Take every line of the material below that includes the string "screenshot" and copy it out.

◆ ◆ ◆

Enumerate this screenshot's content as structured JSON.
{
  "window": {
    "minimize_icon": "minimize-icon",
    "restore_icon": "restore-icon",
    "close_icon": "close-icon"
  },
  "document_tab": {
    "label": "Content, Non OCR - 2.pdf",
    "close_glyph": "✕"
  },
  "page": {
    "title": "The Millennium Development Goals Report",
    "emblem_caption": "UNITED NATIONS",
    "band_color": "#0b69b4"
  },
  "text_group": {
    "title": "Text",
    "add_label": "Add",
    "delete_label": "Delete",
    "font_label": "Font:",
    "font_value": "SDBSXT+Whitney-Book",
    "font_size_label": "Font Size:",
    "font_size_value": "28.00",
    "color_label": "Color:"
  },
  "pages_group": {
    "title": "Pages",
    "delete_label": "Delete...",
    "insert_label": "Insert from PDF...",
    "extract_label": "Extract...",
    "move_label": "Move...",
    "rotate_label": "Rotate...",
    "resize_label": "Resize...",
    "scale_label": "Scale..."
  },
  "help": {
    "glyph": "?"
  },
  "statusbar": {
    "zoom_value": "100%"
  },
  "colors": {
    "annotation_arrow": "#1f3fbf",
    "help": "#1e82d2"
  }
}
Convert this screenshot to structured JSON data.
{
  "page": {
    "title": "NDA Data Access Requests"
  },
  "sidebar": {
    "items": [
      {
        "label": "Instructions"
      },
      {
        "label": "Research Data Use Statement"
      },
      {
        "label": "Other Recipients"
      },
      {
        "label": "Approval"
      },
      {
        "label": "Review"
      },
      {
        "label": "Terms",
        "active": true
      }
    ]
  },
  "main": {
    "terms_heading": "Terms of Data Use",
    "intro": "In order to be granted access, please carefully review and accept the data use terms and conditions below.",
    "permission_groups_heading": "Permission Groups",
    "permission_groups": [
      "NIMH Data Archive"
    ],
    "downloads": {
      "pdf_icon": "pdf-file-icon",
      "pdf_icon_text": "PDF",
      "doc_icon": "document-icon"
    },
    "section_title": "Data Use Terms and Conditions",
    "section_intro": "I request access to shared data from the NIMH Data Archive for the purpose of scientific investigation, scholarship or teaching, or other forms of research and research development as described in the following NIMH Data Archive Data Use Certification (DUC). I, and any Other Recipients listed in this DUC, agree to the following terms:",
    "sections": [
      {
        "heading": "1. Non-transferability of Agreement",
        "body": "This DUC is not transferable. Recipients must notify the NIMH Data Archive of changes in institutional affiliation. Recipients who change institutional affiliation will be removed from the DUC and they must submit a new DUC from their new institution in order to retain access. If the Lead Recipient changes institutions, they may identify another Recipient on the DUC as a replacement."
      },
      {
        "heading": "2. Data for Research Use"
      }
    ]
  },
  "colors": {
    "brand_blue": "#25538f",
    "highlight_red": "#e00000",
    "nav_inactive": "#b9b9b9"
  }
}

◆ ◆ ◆

[Exercise answer]
Enumerate this screenshot's content as structured JSON.
Convert this screenshot to structured JSON data.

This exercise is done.